The next day, I received a response regarding my inquiry and he also mention that I should reach out to the person at the branch to further my request.   I replied to his message and thanked him for his time, but at the same time I mentioned that he could have taken it to the next level by contacting the branch and clarifying the matter on behalf of the customer.    It was a perfect opportunity for him to make a great impression on the customer.


My perspective is that every touch point with our customer is an opportunity to make an impression.   When we make a good impression, the customer remembers that experience and it could provide a compelling reason to do business or continue to do business with us.    Therefore, we need to take advantage of each of the opportunities, akin to playing baseball (three tries before you lose your turn) that you want to do your best in each of your at bats.

Every company has to be known for something, some for best quality, best in innovation, best in price, or any other for that matter.   For example, your firm is second best in the quality category, but you have topnotch customer service.  In the end, you might be able slowly increase your market share because of your ability to serve your customer.   Let me reiterate that by no means do I promote that bad quality and excellent service will get you anywhere.    It is important that you have a good service or product in order for you to talk about customer service, because customer service alone is not going to get the job done.

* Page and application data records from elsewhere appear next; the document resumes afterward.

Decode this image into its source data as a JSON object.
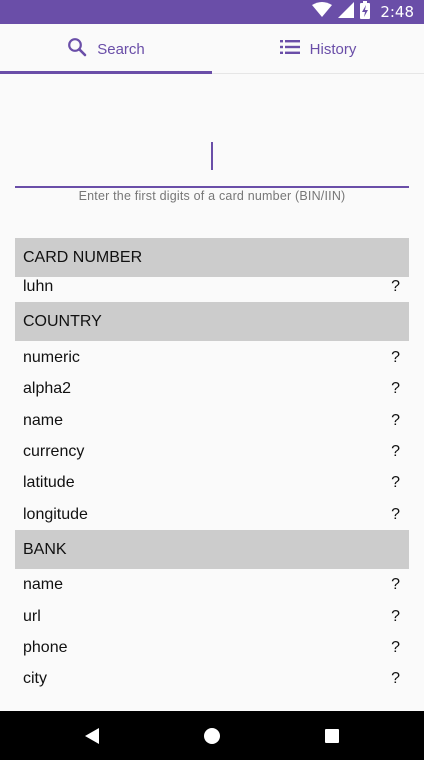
{
  "status_bar": {
    "time": "2:48",
    "icons": [
      "wifi-icon",
      "signal-icon",
      "battery-charging-icon"
    ]
  },
  "tabs": [
    {
      "label": "Search",
      "icon": "search-icon",
      "selected": true
    },
    {
      "label": "History",
      "icon": "list-icon",
      "selected": false
    }
  ],
  "search": {
    "value": "",
    "hint": "Enter the first digits of a card number (BIN/IIN)"
  },
  "sections": {
    "card_number": {
      "title": "CARD NUMBER",
      "rows": [
        {
          "label": "luhn",
          "value": "?"
        }
      ]
    },
    "country": {
      "title": "COUNTRY",
      "rows": [
        {
          "label": "numeric",
          "value": "?"
        },
        {
          "label": "alpha2",
          "value": "?"
        },
        {
          "label": "name",
          "value": "?"
        },
        {
          "label": "currency",
          "value": "?"
        },
        {
          "label": "latitude",
          "value": "?"
        },
        {
          "label": "longitude",
          "value": "?"
        }
      ]
    },
    "bank": {
      "title": "BANK",
      "rows": [
        {
          "label": "name",
          "value": "?"
        },
        {
          "label": "url",
          "value": "?"
        },
        {
          "label": "phone",
          "value": "?"
        },
        {
          "label": "city",
          "value": "?"
        }
      ]
    }
  },
  "colors": {
    "accent": "#6a4ea8",
    "section_header_bg": "#cccccc",
    "background": "#fafafa"
  },
  "nav_bar": {
    "buttons": [
      "back-icon",
      "home-icon",
      "recents-icon"
    ]
  }
}
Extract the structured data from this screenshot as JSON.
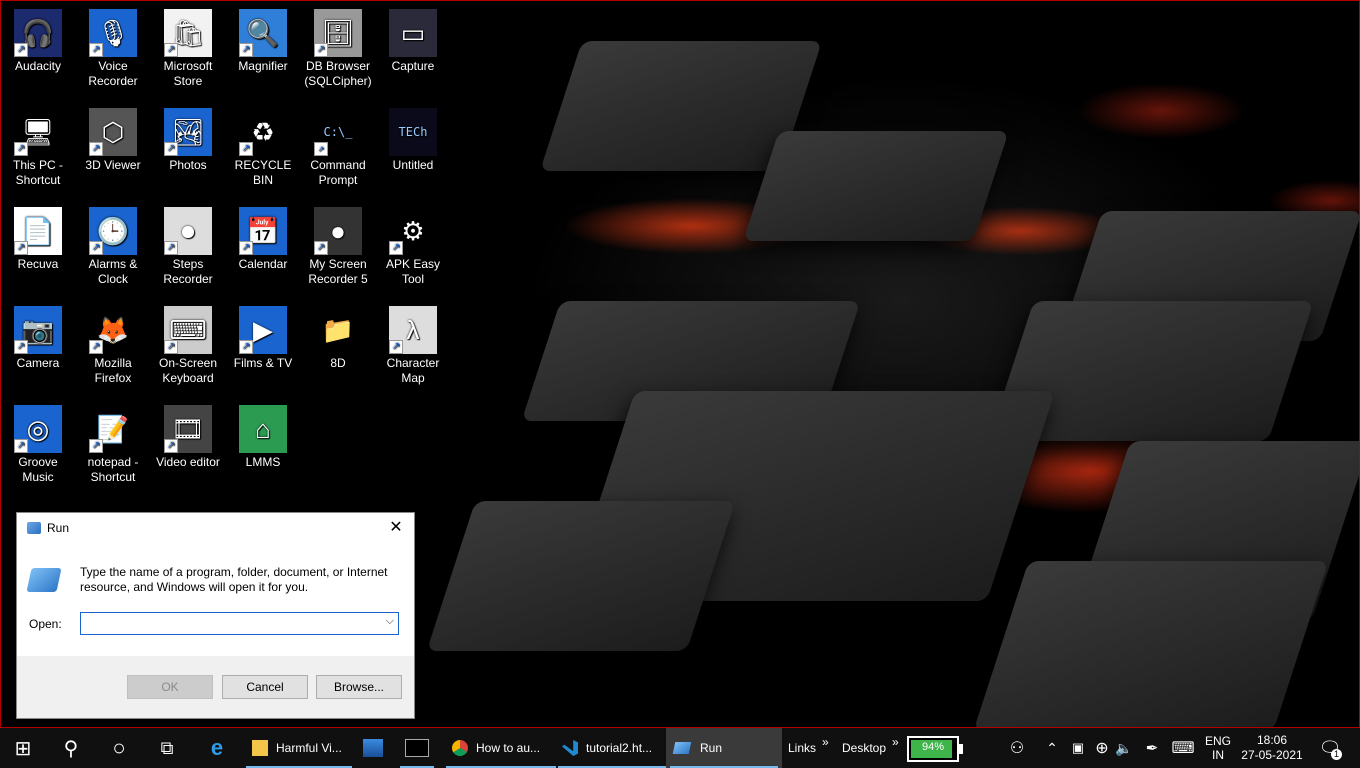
{
  "desktop": {
    "icons": [
      {
        "label": "Audacity",
        "glyph": "🎧",
        "bg": "#1c2a6e",
        "shortcut": true
      },
      {
        "label": "Voice\nRecorder",
        "glyph": "🎙",
        "bg": "#1a64d0",
        "shortcut": true
      },
      {
        "label": "Microsoft\nStore",
        "glyph": "🛍",
        "bg": "#f2f2f2",
        "shortcut": true
      },
      {
        "label": "Magnifier",
        "glyph": "🔍",
        "bg": "#2f7fd8",
        "shortcut": true
      },
      {
        "label": "DB Browser\n(SQLCipher)",
        "glyph": "🗄",
        "bg": "#999",
        "shortcut": true
      },
      {
        "label": "Capture",
        "glyph": "▭",
        "bg": "#2a2a3a",
        "shortcut": false
      },
      {
        "label": "This PC -\nShortcut",
        "glyph": "🖥",
        "bg": "transparent",
        "shortcut": true
      },
      {
        "label": "3D Viewer",
        "glyph": "⬡",
        "bg": "#555",
        "shortcut": true
      },
      {
        "label": "Photos",
        "glyph": "🏞",
        "bg": "#1a64d0",
        "shortcut": true
      },
      {
        "label": "RECYCLE\nBIN",
        "glyph": "♻",
        "bg": "transparent",
        "shortcut": true
      },
      {
        "label": "Command\nPrompt",
        "glyph": "C:\\_",
        "bg": "#000",
        "shortcut": true
      },
      {
        "label": "Untitled",
        "glyph": "TECh",
        "bg": "#0a0a1a",
        "shortcut": false
      },
      {
        "label": "Recuva",
        "glyph": "📄",
        "bg": "#fff",
        "shortcut": true
      },
      {
        "label": "Alarms &\nClock",
        "glyph": "🕒",
        "bg": "#1a64d0",
        "shortcut": true
      },
      {
        "label": "Steps\nRecorder",
        "glyph": "⏺",
        "bg": "#ddd",
        "shortcut": true
      },
      {
        "label": "Calendar",
        "glyph": "📅",
        "bg": "#1a64d0",
        "shortcut": true
      },
      {
        "label": "My Screen\nRecorder 5",
        "glyph": "●",
        "bg": "#333",
        "shortcut": true
      },
      {
        "label": "APK Easy\nTool",
        "glyph": "⚙",
        "bg": "#000",
        "shortcut": true
      },
      {
        "label": "Camera",
        "glyph": "📷",
        "bg": "#1a64d0",
        "shortcut": true
      },
      {
        "label": "Mozilla\nFirefox",
        "glyph": "🦊",
        "bg": "transparent",
        "shortcut": true
      },
      {
        "label": "On-Screen\nKeyboard",
        "glyph": "⌨",
        "bg": "#ccc",
        "shortcut": true
      },
      {
        "label": "Films & TV",
        "glyph": "▶",
        "bg": "#1a64d0",
        "shortcut": true
      },
      {
        "label": "8D",
        "glyph": "📁",
        "bg": "transparent",
        "shortcut": false
      },
      {
        "label": "Character\nMap",
        "glyph": "λ",
        "bg": "#ddd",
        "shortcut": true
      },
      {
        "label": "Groove\nMusic",
        "glyph": "◎",
        "bg": "#1a64d0",
        "shortcut": true
      },
      {
        "label": "notepad -\nShortcut",
        "glyph": "📝",
        "bg": "transparent",
        "shortcut": true
      },
      {
        "label": "Video editor",
        "glyph": "🎞",
        "bg": "#444",
        "shortcut": true
      },
      {
        "label": "LMMS",
        "glyph": "⌂",
        "bg": "#2a9b50",
        "shortcut": false
      }
    ]
  },
  "run_dialog": {
    "title": "Run",
    "close_glyph": "✕",
    "description": "Type the name of a program, folder, document, or Internet resource, and Windows will open it for you.",
    "open_label": "Open:",
    "open_value": "",
    "dropdown_glyph": "⌵",
    "ok_label": "OK",
    "cancel_label": "Cancel",
    "browse_label": "Browse..."
  },
  "taskbar": {
    "start_glyph": "⊞",
    "search_glyph": "⚲",
    "cortana_glyph": "○",
    "taskview_glyph": "⧉",
    "edge_glyph": "e",
    "explorer_label": "Harmful Vi...",
    "chrome_label": "How to au...",
    "vscode_label": "tutorial2.ht...",
    "run_label": "Run",
    "links_label": "Links",
    "desktop_label": "Desktop",
    "chevron": "»",
    "battery_percent": 94,
    "battery_label": "94%",
    "lang_line1": "ENG",
    "lang_line2": "IN",
    "time": "18:06",
    "date": "27-05-2021",
    "notification_count": "1",
    "accent": "#76b9ed"
  }
}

Going back to my point on my e-mail exchange with the customer service person at this appliance merchant, he replied and explained to me why he did not reach out to the branch on my behalf.  According to him, he was avoiding confusion, as it already happened a couple times with them in the past.  Then he said the situation does put everyone in a tough situation.   Nonetheless I was impressed that he took the time to explain to me the situation rather than ignoring my response altogether.   He also apologized and explained that he wanted to avoid the message coming across as being rude.  As a customer, I was glad that he explained himself.  Because of the email exchange and my interaction with their branch folks, I’m leaning toward doing business with them